EXERCISE GOAL:
Go line by line through the entries below and count those containing the string "digit"; give only the count.

Dataset rows describing interfaces:

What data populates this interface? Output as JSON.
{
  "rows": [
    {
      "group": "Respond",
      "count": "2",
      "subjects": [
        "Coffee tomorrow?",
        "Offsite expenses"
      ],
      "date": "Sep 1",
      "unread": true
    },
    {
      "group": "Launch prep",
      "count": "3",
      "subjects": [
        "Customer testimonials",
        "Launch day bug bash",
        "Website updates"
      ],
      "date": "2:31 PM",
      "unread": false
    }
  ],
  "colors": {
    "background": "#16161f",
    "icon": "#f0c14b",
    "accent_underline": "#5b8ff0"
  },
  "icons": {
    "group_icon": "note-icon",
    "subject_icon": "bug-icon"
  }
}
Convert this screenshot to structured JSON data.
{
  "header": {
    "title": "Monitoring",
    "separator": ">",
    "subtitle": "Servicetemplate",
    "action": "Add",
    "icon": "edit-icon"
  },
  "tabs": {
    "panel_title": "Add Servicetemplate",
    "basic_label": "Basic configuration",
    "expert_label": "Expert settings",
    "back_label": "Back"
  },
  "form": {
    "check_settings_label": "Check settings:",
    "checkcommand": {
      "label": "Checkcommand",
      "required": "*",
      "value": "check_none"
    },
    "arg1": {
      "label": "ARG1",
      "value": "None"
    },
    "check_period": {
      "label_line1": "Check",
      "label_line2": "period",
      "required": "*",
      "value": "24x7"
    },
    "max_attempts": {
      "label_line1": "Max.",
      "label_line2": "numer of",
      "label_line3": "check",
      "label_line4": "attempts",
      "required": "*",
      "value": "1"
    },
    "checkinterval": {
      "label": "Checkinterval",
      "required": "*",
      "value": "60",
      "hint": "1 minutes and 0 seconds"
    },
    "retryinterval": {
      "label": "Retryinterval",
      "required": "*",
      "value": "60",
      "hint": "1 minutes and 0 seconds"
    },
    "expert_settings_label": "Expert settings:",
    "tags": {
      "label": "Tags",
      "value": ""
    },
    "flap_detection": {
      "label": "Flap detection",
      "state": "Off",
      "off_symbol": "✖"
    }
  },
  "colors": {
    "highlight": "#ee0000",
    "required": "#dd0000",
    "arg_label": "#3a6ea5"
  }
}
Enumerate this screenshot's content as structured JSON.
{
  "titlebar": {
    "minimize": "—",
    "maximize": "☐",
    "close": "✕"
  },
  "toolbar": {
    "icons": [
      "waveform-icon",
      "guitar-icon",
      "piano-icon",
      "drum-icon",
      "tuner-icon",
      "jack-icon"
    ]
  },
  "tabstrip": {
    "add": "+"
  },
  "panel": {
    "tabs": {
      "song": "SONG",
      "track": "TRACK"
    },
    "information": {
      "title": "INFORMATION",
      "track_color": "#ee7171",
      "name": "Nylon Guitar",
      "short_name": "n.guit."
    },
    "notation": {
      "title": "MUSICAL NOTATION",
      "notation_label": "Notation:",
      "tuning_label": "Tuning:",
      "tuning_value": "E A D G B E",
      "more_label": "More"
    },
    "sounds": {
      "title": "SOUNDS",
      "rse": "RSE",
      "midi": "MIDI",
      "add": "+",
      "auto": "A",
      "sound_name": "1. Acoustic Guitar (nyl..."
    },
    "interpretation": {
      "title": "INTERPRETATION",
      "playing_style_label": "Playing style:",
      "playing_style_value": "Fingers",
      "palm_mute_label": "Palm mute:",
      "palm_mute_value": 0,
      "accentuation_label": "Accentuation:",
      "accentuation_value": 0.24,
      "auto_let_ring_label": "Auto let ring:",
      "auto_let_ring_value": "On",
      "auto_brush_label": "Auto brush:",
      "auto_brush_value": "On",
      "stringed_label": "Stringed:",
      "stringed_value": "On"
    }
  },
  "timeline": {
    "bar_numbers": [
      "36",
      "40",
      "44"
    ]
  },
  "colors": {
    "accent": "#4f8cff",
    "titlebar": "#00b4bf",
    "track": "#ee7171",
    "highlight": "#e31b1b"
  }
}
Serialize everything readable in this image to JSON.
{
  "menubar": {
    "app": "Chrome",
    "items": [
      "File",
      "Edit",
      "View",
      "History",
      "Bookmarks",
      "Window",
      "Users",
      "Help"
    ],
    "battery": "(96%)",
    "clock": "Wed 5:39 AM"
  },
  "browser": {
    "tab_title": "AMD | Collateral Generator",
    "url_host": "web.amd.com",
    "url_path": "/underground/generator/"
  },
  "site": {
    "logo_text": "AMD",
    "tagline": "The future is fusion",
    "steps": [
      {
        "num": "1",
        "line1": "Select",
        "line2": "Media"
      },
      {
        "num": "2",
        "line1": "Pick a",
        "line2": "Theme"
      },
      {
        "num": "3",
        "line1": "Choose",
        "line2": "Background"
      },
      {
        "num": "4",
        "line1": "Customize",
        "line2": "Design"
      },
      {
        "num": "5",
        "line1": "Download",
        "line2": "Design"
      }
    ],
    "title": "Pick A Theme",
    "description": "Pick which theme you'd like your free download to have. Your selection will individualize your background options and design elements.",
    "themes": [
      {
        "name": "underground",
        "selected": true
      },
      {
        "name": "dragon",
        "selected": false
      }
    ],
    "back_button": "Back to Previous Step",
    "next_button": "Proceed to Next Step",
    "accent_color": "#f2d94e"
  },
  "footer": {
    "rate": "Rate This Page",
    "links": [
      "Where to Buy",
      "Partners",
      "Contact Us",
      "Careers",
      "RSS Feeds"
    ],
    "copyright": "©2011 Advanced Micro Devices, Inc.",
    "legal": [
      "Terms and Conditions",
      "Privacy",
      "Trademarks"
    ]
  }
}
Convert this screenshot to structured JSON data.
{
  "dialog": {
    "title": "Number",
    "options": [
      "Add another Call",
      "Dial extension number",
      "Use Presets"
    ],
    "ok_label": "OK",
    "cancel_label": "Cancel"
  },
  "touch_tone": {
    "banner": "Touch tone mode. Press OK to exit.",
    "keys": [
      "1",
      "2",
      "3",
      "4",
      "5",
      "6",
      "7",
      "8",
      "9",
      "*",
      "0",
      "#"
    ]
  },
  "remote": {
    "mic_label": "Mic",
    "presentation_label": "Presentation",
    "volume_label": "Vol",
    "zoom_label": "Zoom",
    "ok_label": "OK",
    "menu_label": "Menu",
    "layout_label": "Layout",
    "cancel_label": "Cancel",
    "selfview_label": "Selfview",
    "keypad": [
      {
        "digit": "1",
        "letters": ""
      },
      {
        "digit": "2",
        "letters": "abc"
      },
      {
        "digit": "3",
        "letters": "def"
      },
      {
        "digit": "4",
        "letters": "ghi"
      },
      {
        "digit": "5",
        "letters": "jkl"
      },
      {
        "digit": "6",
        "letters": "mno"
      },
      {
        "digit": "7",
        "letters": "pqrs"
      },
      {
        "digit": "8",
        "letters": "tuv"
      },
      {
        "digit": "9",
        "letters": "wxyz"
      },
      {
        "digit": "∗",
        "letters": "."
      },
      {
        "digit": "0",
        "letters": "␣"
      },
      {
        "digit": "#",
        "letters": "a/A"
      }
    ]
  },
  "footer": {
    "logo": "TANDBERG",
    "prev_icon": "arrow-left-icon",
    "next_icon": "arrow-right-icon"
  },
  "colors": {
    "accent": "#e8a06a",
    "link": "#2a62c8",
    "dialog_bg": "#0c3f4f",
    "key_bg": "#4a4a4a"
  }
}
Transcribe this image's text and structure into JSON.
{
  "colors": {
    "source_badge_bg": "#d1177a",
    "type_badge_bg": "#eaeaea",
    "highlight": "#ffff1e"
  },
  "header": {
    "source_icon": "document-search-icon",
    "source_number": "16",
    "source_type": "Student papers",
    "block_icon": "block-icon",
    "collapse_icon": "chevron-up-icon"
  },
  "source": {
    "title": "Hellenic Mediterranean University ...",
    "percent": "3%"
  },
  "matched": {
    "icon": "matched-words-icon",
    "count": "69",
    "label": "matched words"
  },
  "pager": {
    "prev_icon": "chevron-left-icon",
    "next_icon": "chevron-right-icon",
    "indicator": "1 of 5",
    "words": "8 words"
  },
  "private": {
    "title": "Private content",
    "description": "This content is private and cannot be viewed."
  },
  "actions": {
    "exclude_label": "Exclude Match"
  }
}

SOLUTION FOR THIS PROBLEM:
12